[Entries from a dataset of interfaces]
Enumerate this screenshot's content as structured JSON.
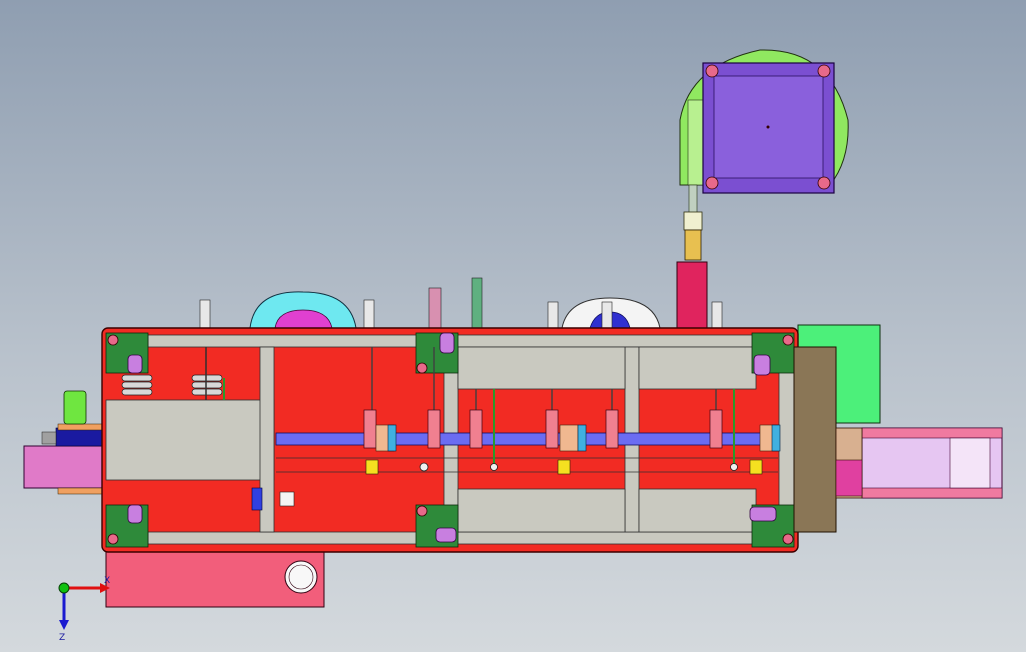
{
  "viewport": {
    "background_top": "#8f9eb1",
    "background_bottom": "#d4d9dd"
  },
  "colors": {
    "frame_red": "#f22b23",
    "frame_outline": "#3a0000",
    "plate_grey": "#c9c9c0",
    "corner_green": "#2e8a3a",
    "bolt_pink": "#e8698a",
    "roller_violet": "#c87fe0",
    "rail_blue": "#6b6cf2",
    "motor_purple": "#7b4fd1",
    "bracket_green": "#90e860",
    "box_green": "#4cf07a",
    "wall_brown": "#8a7656",
    "base_pink": "#f25e7b",
    "side_magenta": "#e07ac8",
    "chute_lavender": "#e6c6f2",
    "column_crimson": "#e0245e",
    "small_yellow": "#f5e020",
    "motor_green": "#6fe640",
    "cyan_wheel": "#6ee8f0"
  },
  "axes": {
    "x_label": "X",
    "z_label": "Z",
    "x_color": "#e01010",
    "z_color": "#1a1ad0",
    "y_color": "#10c010"
  }
}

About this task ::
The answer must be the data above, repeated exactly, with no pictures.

Solution ::
Enumerate this screenshot's content as structured JSON.
{
  "viewport": {
    "background_top": "#8f9eb1",
    "background_bottom": "#d4d9dd"
  },
  "colors": {
    "frame_red": "#f22b23",
    "frame_outline": "#3a0000",
    "plate_grey": "#c9c9c0",
    "corner_green": "#2e8a3a",
    "bolt_pink": "#e8698a",
    "roller_violet": "#c87fe0",
    "rail_blue": "#6b6cf2",
    "motor_purple": "#7b4fd1",
    "bracket_green": "#90e860",
    "box_green": "#4cf07a",
    "wall_brown": "#8a7656",
    "base_pink": "#f25e7b",
    "side_magenta": "#e07ac8",
    "chute_lavender": "#e6c6f2",
    "column_crimson": "#e0245e",
    "small_yellow": "#f5e020",
    "motor_green": "#6fe640",
    "cyan_wheel": "#6ee8f0"
  },
  "axes": {
    "x_label": "X",
    "z_label": "Z",
    "x_color": "#e01010",
    "z_color": "#1a1ad0",
    "y_color": "#10c010"
  }
}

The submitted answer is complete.